The cheapest way of visiting Kurakama is by Odakyu’s Enoshima Kamakura Free Pass, which includes round-trip service from Shinjuku Station in Tokyo to Kamakura, along with unlimited usage of the Enoden train for a total of $13 USD. The Enoden train is a private railway in Japan, connecting Kamakura to Fujisawa, another noteworthy and charming town to visit when taking a day trip from Tokyo to Kamakura.
A stunning and quaint mountainous town, Nikko is an ideal day trip for those who want to venture outside of the urban sprawl of Tokyo without having to travel too far.
Nikko is situated less than two hours north of Tokyo and is part of the Nasu volcanic zone in the Tochigi Prefecture.
Nikko’s shrines and temples are a UNESCO World Heritage Site, with Toshogu being Nikko’s most iconic landmark. Toshogu is a famed Shinto shrine constructed in 1617 as a memorial for Tokugawa leyasu, the founding ruler of Japan’s Edo period.
Getting to Nikko from Tokyo
There are several ways to reach Nikko from Tokyo, but the fastest and most efficient is by taking either the Yamagata Shinkansen or the Tohoku Shinkansen to Utsunomiya Station.
After arriving at Utsonomiya Station, transfer to the Nikko Line (orange) and get off at Imaichi Station.
5. Kusatsu Onsen
If you’re looking for a relaxing day filled with plenty of pampering, take the less than four hour train ride from Tokyo north to Kusatsu Onsen.
Kusatsu Onsen is a hot spring resort located in the Gunma Prefecture, a popular tourist destination and day trip from Tokyo. It is one of the three most popular Onsens (hot springs) in Japan. Its 13 public baths are free for both locals and tourists and are managed by the townspeople themselves.
Getting to Kusatsu Onsen from Tokyo
There are two trains that will take you from Tokyo to Kusatsu Onsen, including the JR Limited Express and the Shinkansen.
The JR Limited Express leaves from Ueno Station, takes about three hours, and costs $53 USD for a one-way fare; the Shinkansen bullet train leaves from Tokyo Station, takes roughly two hours, and costs $72 USD for a one-way fare.
The Expressway bus is the most affordable option, leaving from Shinjuku Nishiguchi Bus Terminal for approximately $30 USD each way, though with a longer travel time of around four hours.
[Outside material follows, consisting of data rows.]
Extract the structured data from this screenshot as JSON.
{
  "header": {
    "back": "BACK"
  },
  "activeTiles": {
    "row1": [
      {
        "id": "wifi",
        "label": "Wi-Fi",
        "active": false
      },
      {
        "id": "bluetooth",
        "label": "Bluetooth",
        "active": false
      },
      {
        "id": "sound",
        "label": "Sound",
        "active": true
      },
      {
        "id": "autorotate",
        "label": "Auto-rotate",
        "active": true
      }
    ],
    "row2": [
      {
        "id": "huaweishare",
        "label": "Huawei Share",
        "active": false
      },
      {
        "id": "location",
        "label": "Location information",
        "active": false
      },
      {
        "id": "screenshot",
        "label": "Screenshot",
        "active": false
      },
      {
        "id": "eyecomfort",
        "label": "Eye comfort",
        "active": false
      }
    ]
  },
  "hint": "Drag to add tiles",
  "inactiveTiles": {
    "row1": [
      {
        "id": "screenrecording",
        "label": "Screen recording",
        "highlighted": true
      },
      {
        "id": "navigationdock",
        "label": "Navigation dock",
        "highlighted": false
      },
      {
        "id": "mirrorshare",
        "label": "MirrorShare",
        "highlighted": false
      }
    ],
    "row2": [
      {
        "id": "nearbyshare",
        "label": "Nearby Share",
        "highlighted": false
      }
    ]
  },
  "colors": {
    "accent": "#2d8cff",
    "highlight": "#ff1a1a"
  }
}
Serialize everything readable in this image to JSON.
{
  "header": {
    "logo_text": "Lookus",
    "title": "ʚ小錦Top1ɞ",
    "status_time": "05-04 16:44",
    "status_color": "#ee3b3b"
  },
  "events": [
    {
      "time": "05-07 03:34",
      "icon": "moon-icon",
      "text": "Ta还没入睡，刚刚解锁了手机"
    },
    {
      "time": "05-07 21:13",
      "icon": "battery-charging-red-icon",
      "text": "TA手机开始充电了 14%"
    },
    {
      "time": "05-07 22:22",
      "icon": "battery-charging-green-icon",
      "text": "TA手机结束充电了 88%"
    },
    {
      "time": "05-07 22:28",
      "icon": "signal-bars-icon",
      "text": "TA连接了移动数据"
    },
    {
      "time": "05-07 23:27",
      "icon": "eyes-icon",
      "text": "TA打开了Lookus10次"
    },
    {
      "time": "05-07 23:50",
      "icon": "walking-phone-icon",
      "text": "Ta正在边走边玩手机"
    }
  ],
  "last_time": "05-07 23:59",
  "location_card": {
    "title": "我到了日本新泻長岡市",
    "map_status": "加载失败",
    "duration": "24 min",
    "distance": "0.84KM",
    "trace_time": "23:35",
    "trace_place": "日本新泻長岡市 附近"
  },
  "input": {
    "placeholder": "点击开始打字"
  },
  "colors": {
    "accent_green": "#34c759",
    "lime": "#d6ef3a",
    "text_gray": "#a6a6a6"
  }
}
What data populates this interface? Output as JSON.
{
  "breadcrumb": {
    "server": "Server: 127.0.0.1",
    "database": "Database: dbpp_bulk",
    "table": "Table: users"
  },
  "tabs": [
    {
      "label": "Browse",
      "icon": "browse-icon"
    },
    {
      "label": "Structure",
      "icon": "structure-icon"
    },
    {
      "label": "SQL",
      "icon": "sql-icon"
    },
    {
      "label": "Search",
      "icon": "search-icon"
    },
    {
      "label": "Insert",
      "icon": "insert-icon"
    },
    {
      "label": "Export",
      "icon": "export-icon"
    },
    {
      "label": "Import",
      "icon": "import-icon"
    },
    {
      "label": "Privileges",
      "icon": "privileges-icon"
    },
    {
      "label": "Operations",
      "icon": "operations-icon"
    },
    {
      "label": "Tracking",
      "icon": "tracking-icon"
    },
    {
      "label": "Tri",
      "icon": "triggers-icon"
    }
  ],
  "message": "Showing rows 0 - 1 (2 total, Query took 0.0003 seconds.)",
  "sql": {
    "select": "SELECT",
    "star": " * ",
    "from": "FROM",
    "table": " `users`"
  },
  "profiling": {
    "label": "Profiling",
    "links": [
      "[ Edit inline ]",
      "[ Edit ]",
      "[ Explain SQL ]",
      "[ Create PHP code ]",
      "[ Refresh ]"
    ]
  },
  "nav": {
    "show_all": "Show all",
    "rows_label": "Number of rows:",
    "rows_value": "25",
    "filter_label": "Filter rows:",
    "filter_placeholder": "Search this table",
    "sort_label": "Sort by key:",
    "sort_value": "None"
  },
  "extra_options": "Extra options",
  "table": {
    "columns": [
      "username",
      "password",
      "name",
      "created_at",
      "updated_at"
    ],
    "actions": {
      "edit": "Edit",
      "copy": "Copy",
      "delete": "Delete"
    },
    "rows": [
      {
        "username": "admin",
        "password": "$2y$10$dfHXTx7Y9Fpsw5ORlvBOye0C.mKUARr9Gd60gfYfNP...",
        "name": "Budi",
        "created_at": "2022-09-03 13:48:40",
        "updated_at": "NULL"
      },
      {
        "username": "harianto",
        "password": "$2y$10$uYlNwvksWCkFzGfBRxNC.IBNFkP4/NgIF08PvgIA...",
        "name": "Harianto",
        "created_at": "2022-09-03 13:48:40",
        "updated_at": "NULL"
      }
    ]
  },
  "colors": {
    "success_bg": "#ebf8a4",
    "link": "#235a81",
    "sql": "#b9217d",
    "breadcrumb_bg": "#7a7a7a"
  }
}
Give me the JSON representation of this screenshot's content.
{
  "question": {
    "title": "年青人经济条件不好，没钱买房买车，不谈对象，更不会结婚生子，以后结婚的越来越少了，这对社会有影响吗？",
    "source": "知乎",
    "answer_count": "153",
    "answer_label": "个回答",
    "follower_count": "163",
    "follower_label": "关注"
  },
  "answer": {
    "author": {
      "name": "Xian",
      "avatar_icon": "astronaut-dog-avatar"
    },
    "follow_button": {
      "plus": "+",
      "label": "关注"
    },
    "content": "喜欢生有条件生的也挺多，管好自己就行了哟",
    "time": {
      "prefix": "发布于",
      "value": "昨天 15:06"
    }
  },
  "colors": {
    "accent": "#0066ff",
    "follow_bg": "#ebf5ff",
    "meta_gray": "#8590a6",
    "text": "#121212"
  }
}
If you’re looking to escape the hustle and bustle of Tokyo for a day or two, we hope we’ve given you some tantalizing possibilities! If you’re interested in more articles about Tokyo travel, check out Traveling To Tokyo, Japan: What To Know Before You Go and 10 Great Things To Do Outdoors In (And Around) Japan.